Researcher studies where glyphosate goes
It’s easy to see what happens when you spray glyphosate on a field of Roundup Ready soybeans — the weeds curl up and die. Still, there’s more going on in that field than meets the eye, says Robert J. Kremer, USDA Agricultural Research Service scientist, Columbia.
Kremer told crop farmers attending the Northwest Missouri Corn Winter Meeting in St. Joseph that glyphosate also has an effect on the mysterious world of the rhizosphere, that narrow sliver of soil influenced by root secretions and associated soil microorganisms. You may not be familiar with the rhizosphere, but changes in the numbers and types of microbes living in that underground world can have a significant effect on how nutrients are cycled, and whether they are available to the plant.
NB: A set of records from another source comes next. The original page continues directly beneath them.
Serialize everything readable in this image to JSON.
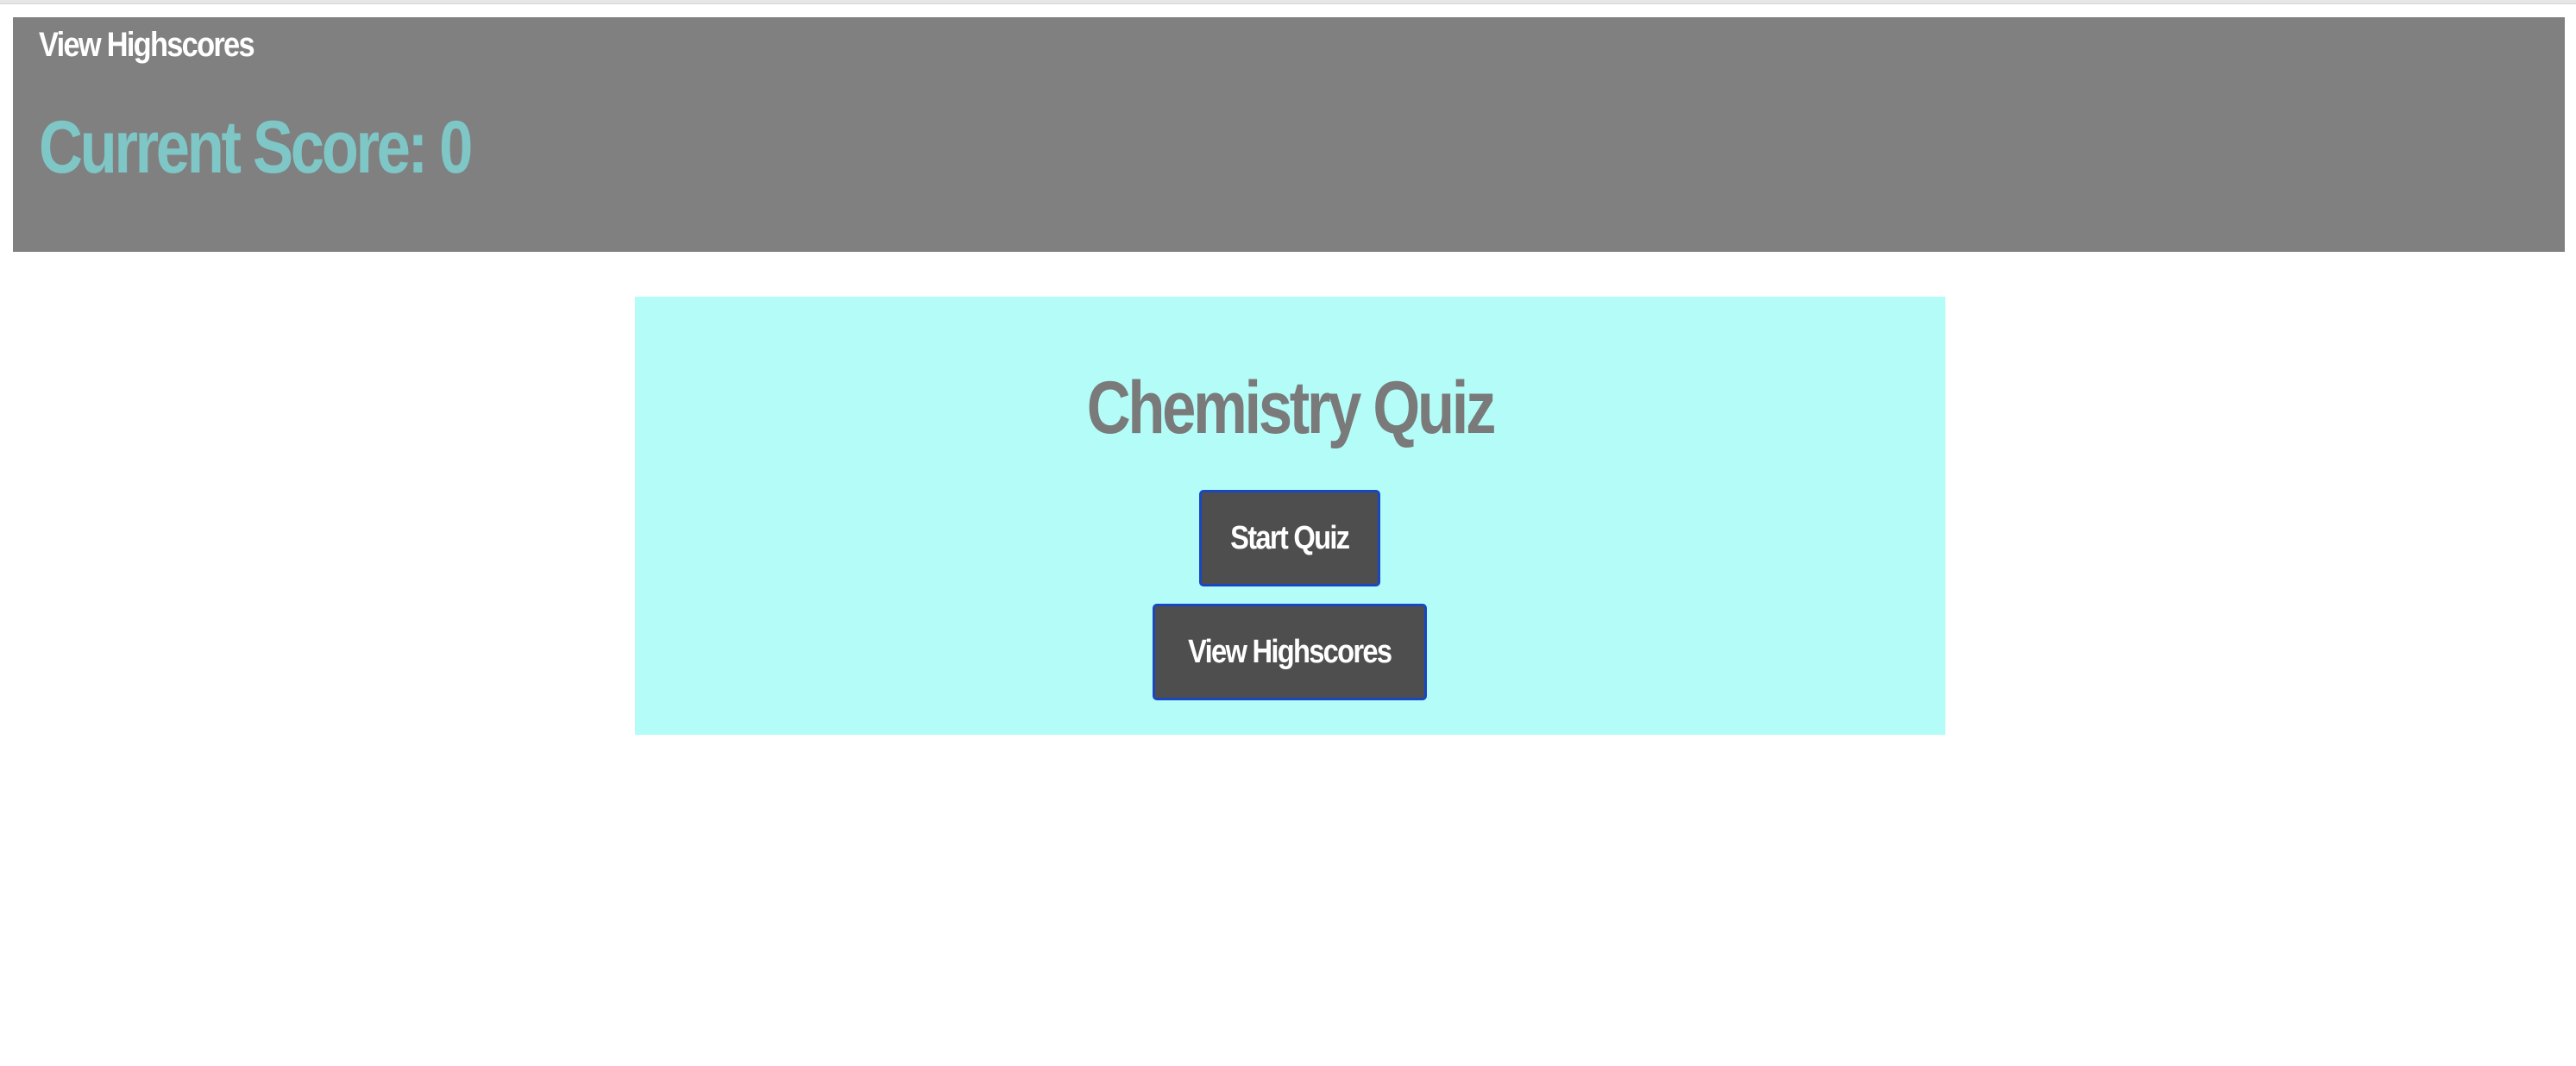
{
  "header": {
    "link_label": "View Highscores",
    "score_label": "Current Score: ",
    "score_value": "0"
  },
  "card": {
    "title": "Chemistry Quiz",
    "start_button_label": "Start Quiz",
    "highscores_button_label": "View Highscores"
  },
  "colors": {
    "header_bg": "#808080",
    "score_text": "#7fc6c6",
    "card_bg": "#b3fcf7",
    "title_text": "#7a7a7a",
    "button_bg": "#4e4e4e",
    "button_border": "#1a46c0"
  }
}
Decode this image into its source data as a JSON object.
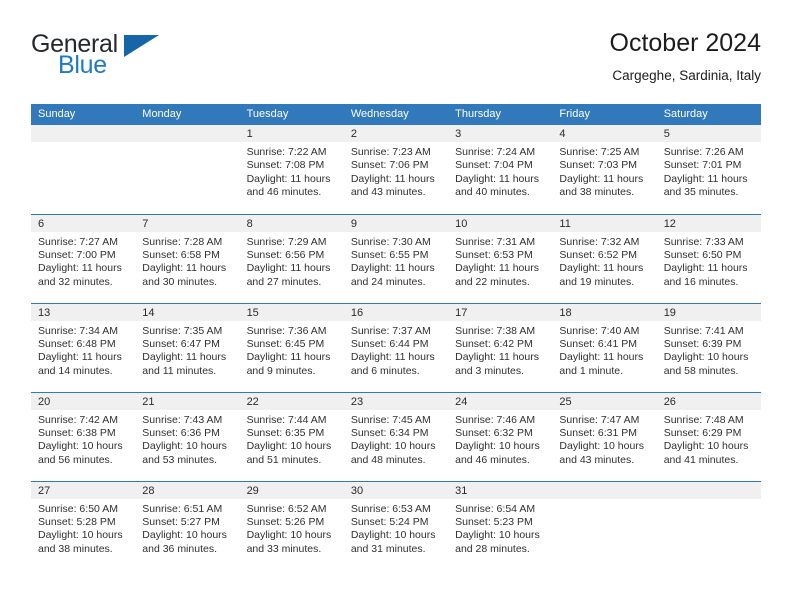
{
  "brand": {
    "name_part1": "General",
    "name_part2": "Blue",
    "flag_icon": "triangle-flag-icon",
    "accent_color": "#1e7bc4",
    "flag_color": "#1565a8"
  },
  "header": {
    "title": "October 2024",
    "subtitle": "Cargeghe, Sardinia, Italy"
  },
  "theme": {
    "header_bg": "#3279bb",
    "daynum_band_bg": "#f0f0f0",
    "row_separator": "#3279bb",
    "text": "#303030"
  },
  "weekday_headers": [
    "Sunday",
    "Monday",
    "Tuesday",
    "Wednesday",
    "Thursday",
    "Friday",
    "Saturday"
  ],
  "weeks": [
    [
      {
        "day": "",
        "sunrise": "",
        "sunset": "",
        "daylight_line1": "",
        "daylight_line2": "",
        "empty": true
      },
      {
        "day": "",
        "sunrise": "",
        "sunset": "",
        "daylight_line1": "",
        "daylight_line2": "",
        "empty": true
      },
      {
        "day": "1",
        "sunrise": "Sunrise: 7:22 AM",
        "sunset": "Sunset: 7:08 PM",
        "daylight_line1": "Daylight: 11 hours",
        "daylight_line2": "and 46 minutes."
      },
      {
        "day": "2",
        "sunrise": "Sunrise: 7:23 AM",
        "sunset": "Sunset: 7:06 PM",
        "daylight_line1": "Daylight: 11 hours",
        "daylight_line2": "and 43 minutes."
      },
      {
        "day": "3",
        "sunrise": "Sunrise: 7:24 AM",
        "sunset": "Sunset: 7:04 PM",
        "daylight_line1": "Daylight: 11 hours",
        "daylight_line2": "and 40 minutes."
      },
      {
        "day": "4",
        "sunrise": "Sunrise: 7:25 AM",
        "sunset": "Sunset: 7:03 PM",
        "daylight_line1": "Daylight: 11 hours",
        "daylight_line2": "and 38 minutes."
      },
      {
        "day": "5",
        "sunrise": "Sunrise: 7:26 AM",
        "sunset": "Sunset: 7:01 PM",
        "daylight_line1": "Daylight: 11 hours",
        "daylight_line2": "and 35 minutes."
      }
    ],
    [
      {
        "day": "6",
        "sunrise": "Sunrise: 7:27 AM",
        "sunset": "Sunset: 7:00 PM",
        "daylight_line1": "Daylight: 11 hours",
        "daylight_line2": "and 32 minutes."
      },
      {
        "day": "7",
        "sunrise": "Sunrise: 7:28 AM",
        "sunset": "Sunset: 6:58 PM",
        "daylight_line1": "Daylight: 11 hours",
        "daylight_line2": "and 30 minutes."
      },
      {
        "day": "8",
        "sunrise": "Sunrise: 7:29 AM",
        "sunset": "Sunset: 6:56 PM",
        "daylight_line1": "Daylight: 11 hours",
        "daylight_line2": "and 27 minutes."
      },
      {
        "day": "9",
        "sunrise": "Sunrise: 7:30 AM",
        "sunset": "Sunset: 6:55 PM",
        "daylight_line1": "Daylight: 11 hours",
        "daylight_line2": "and 24 minutes."
      },
      {
        "day": "10",
        "sunrise": "Sunrise: 7:31 AM",
        "sunset": "Sunset: 6:53 PM",
        "daylight_line1": "Daylight: 11 hours",
        "daylight_line2": "and 22 minutes."
      },
      {
        "day": "11",
        "sunrise": "Sunrise: 7:32 AM",
        "sunset": "Sunset: 6:52 PM",
        "daylight_line1": "Daylight: 11 hours",
        "daylight_line2": "and 19 minutes."
      },
      {
        "day": "12",
        "sunrise": "Sunrise: 7:33 AM",
        "sunset": "Sunset: 6:50 PM",
        "daylight_line1": "Daylight: 11 hours",
        "daylight_line2": "and 16 minutes."
      }
    ],
    [
      {
        "day": "13",
        "sunrise": "Sunrise: 7:34 AM",
        "sunset": "Sunset: 6:48 PM",
        "daylight_line1": "Daylight: 11 hours",
        "daylight_line2": "and 14 minutes."
      },
      {
        "day": "14",
        "sunrise": "Sunrise: 7:35 AM",
        "sunset": "Sunset: 6:47 PM",
        "daylight_line1": "Daylight: 11 hours",
        "daylight_line2": "and 11 minutes."
      },
      {
        "day": "15",
        "sunrise": "Sunrise: 7:36 AM",
        "sunset": "Sunset: 6:45 PM",
        "daylight_line1": "Daylight: 11 hours",
        "daylight_line2": "and 9 minutes."
      },
      {
        "day": "16",
        "sunrise": "Sunrise: 7:37 AM",
        "sunset": "Sunset: 6:44 PM",
        "daylight_line1": "Daylight: 11 hours",
        "daylight_line2": "and 6 minutes."
      },
      {
        "day": "17",
        "sunrise": "Sunrise: 7:38 AM",
        "sunset": "Sunset: 6:42 PM",
        "daylight_line1": "Daylight: 11 hours",
        "daylight_line2": "and 3 minutes."
      },
      {
        "day": "18",
        "sunrise": "Sunrise: 7:40 AM",
        "sunset": "Sunset: 6:41 PM",
        "daylight_line1": "Daylight: 11 hours",
        "daylight_line2": "and 1 minute."
      },
      {
        "day": "19",
        "sunrise": "Sunrise: 7:41 AM",
        "sunset": "Sunset: 6:39 PM",
        "daylight_line1": "Daylight: 10 hours",
        "daylight_line2": "and 58 minutes."
      }
    ],
    [
      {
        "day": "20",
        "sunrise": "Sunrise: 7:42 AM",
        "sunset": "Sunset: 6:38 PM",
        "daylight_line1": "Daylight: 10 hours",
        "daylight_line2": "and 56 minutes."
      },
      {
        "day": "21",
        "sunrise": "Sunrise: 7:43 AM",
        "sunset": "Sunset: 6:36 PM",
        "daylight_line1": "Daylight: 10 hours",
        "daylight_line2": "and 53 minutes."
      },
      {
        "day": "22",
        "sunrise": "Sunrise: 7:44 AM",
        "sunset": "Sunset: 6:35 PM",
        "daylight_line1": "Daylight: 10 hours",
        "daylight_line2": "and 51 minutes."
      },
      {
        "day": "23",
        "sunrise": "Sunrise: 7:45 AM",
        "sunset": "Sunset: 6:34 PM",
        "daylight_line1": "Daylight: 10 hours",
        "daylight_line2": "and 48 minutes."
      },
      {
        "day": "24",
        "sunrise": "Sunrise: 7:46 AM",
        "sunset": "Sunset: 6:32 PM",
        "daylight_line1": "Daylight: 10 hours",
        "daylight_line2": "and 46 minutes."
      },
      {
        "day": "25",
        "sunrise": "Sunrise: 7:47 AM",
        "sunset": "Sunset: 6:31 PM",
        "daylight_line1": "Daylight: 10 hours",
        "daylight_line2": "and 43 minutes."
      },
      {
        "day": "26",
        "sunrise": "Sunrise: 7:48 AM",
        "sunset": "Sunset: 6:29 PM",
        "daylight_line1": "Daylight: 10 hours",
        "daylight_line2": "and 41 minutes."
      }
    ],
    [
      {
        "day": "27",
        "sunrise": "Sunrise: 6:50 AM",
        "sunset": "Sunset: 5:28 PM",
        "daylight_line1": "Daylight: 10 hours",
        "daylight_line2": "and 38 minutes."
      },
      {
        "day": "28",
        "sunrise": "Sunrise: 6:51 AM",
        "sunset": "Sunset: 5:27 PM",
        "daylight_line1": "Daylight: 10 hours",
        "daylight_line2": "and 36 minutes."
      },
      {
        "day": "29",
        "sunrise": "Sunrise: 6:52 AM",
        "sunset": "Sunset: 5:26 PM",
        "daylight_line1": "Daylight: 10 hours",
        "daylight_line2": "and 33 minutes."
      },
      {
        "day": "30",
        "sunrise": "Sunrise: 6:53 AM",
        "sunset": "Sunset: 5:24 PM",
        "daylight_line1": "Daylight: 10 hours",
        "daylight_line2": "and 31 minutes."
      },
      {
        "day": "31",
        "sunrise": "Sunrise: 6:54 AM",
        "sunset": "Sunset: 5:23 PM",
        "daylight_line1": "Daylight: 10 hours",
        "daylight_line2": "and 28 minutes."
      },
      {
        "day": "",
        "sunrise": "",
        "sunset": "",
        "daylight_line1": "",
        "daylight_line2": "",
        "empty": true
      },
      {
        "day": "",
        "sunrise": "",
        "sunset": "",
        "daylight_line1": "",
        "daylight_line2": "",
        "empty": true
      }
    ]
  ]
}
Kremer is a scientist with the USDA’s Agricultural Research Service Cropping Systems and Water Quality Research Unit at the University of Missouri. Over the past decade or more, he has focused on finding where glyphosate goes in the plant, and what effects it has. His work has shown that glyphosate is released from Roundup Ready soybeans into the root zone, and there are consequences to the microbes that surround these roots.
• Agricultural Research Service researcher presents glyphosate study to corn growers.
• Research focuses on where glyphosate goes in the soybean plant.
• Research suggests an influence on plant’s rhizosphere and micronutrients.
He first began evaluating these effects in the mid-1990s, as the popularity of glyphosate-resistant crops began to build. One early finding: Colonization of roots with the fungal pathogen Fusarium was typically two to five times higher on RR soybeans treated with glyphosate, as compared with soybeans receiving a conventional herbicide (or no herbicide).
“We have continued to evaluate RR soybean and glyphosate treatments, and have found consistently high Fusarium root colonization in those plants,” he says.
There’s also a question of whether shifts in the rhizosphere can have an effect on availability of micronutrients such as manganese (element symbol Mn). Recent studies, including research in cooperation with Brazilian researcher Luiz Zobiole, have found that there is a link. Kremer previously documented that glyphosate “leaks” from RR soybean roots, along with high concentrations of soluble carbohydrates and nitrogen-containing compounds.
“This strongly suggests an influence on the rhizosphere microbial communities,” he points out.
Mn has to be “reduced” by microbial action in the soil in order for plants to take it up and use it; the opposite chemical reaction is oxidation, which makes Mn unavailable to plants. Kremer found that the ratio of Mn-reducers to Mn-oxidizers was consistently lower in RR soybeans, especially when treated with glyphosate. “That suggests potentially low Mn availability to soybeans in these systems,” he says.
Further drilling down on this effect, Kremer found that bacterial colonies with Mn-oxidizing ability often produce a large amount of a molecule called EPS. Judging from other research, Kremer is now theorizing that EPS-based biofilms might be forming on roots of RR soybeans, which would boost Mn oxidation, thus lowering the amount of Mn available to plants.
“Good” microbes such as pseudomonads not only make Mn available to plants, but also help hold down the growth of pathogens such as Fusarium. It appears glyphosate shifts the microbial balance away from these “good” microbes.
Now, for the hard part: figuring out how to manage differently, so these potential negatives in glyphosate-tolerant crops can be reduced or eliminated. It all starts with basics, Kremer points out, suggesting growers soil-test and make sure to correct any nutrients (including micros) that fall short.
After that, it gets more complicated. Kremer says scientists will need to develop a better understanding of the complex factors going on in the rhizosphere. They will need more study of factors such as root exudation and glyphosate release that interact with the microorganisms associated with roots.
Studies with Zobiole indicated that glyphosate affects the rhizosphere in both “first-generation” and “second-generation” Roundup Ready soybeans. It impacts the complex interactions of microbial groups, biochemical activity and root growth, which may lead to problems with plant growth and plant health, and perhaps keep a lid on yield.
“We’re looking to information that will help overcome any potential detrimental effects of glyphosate in glyphosate-resistant cropping systems,” Kremer says.
This article published in the March, 2011 edition of MISSOURI RURALIST.